World-beating computer science engineers win UK's top engineering award

This year’s winner of the Royal Academy of Engineering MacRobert Award, the most prestigious award in British engineering, is the Microsoft Research Cambridge team that developed the software for the Kinect for Xbox 360. Leading the team was Professor Andrew Blake, who is a visiting Professor in Oxford’s Department of Engineering Science and a former member of staff at the Department. The development of this software also owes a lot to research undertaken here at the Department some years ago - amongst key contributors were Professor Sir Michael Brady and Professor Andrew Zisserman.

Professor Andrew Blake with John Robinson.
Professor Andrew Blake, Managing Director of Microsoft Research Cambridge, with John Robinson, Chairman of the MacRobert judging panel.

Lord Browne of Madingley, President of the Royal Academy of Engineering, presented the £50,000 award and gold medal to the Microsoft Research team at London’s Guildhall earlier this month.

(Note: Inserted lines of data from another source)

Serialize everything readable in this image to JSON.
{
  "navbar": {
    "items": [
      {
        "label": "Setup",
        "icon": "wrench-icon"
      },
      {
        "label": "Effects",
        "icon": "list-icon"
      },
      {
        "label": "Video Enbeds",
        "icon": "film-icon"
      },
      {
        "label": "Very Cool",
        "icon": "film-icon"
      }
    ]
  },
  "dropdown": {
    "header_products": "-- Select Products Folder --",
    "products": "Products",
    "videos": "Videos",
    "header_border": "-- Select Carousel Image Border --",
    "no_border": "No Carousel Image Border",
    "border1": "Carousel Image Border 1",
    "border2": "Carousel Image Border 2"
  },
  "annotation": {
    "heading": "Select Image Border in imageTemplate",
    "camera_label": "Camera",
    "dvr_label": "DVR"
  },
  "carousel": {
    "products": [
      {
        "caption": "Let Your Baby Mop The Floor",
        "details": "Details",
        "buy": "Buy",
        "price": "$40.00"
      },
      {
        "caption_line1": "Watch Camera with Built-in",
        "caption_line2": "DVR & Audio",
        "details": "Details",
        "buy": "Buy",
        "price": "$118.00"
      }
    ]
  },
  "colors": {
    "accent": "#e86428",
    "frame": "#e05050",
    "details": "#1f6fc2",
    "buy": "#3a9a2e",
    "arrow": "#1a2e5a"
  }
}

The team of engineers was recognised for its work on Kinect for Xbox 360, which allows controller-free gaming. In the two months since its launch last November, Kinect has sold eight million Xbox 360s, making it the fastest selling consumer electronics device in history.

The world’s gamers won’t be the only ones to benefit as the scope of Kinect will broaden to include the control of computers and other machines, at a distance, by speech and by gesture.  For example, Kinect will enable surgeons to use a hands-free computer in the operating theatre.

Before Kinect, equipment for motion-capture was commercially available but required instrumentation of the moving human subject, in the form of markers placed on all body joints. Previous attempts at markerless motion capture would fail under rapid body motion, meaning an effective system was not available.

The Microsoft Research laboratory applied machine learning techniques to build a capability to analyse depth images independently. It classified pixels in each depth image as belonging to one of 31 body parts, drawing on previous work from the Cambridge laboratory on the recognition of objects in photographs.

The classifier was trained and tested using a very large database of pre-classified images, covering varied poses and body types. It was engineered so efficiently that it uses only a fraction of the total available computing capacity – essential to the practical success of Kinect.

John Robinson, Chairman of the MacRobert judging panel, said: “Professor Blake and his team have taken Kinect from a first speculative idea to a retail product in just two years and their technical knowledge and achievements are quite outstanding. This is world-beating engineering by a world-leading team based in the UK.”

Acknowledgements: Business Weekly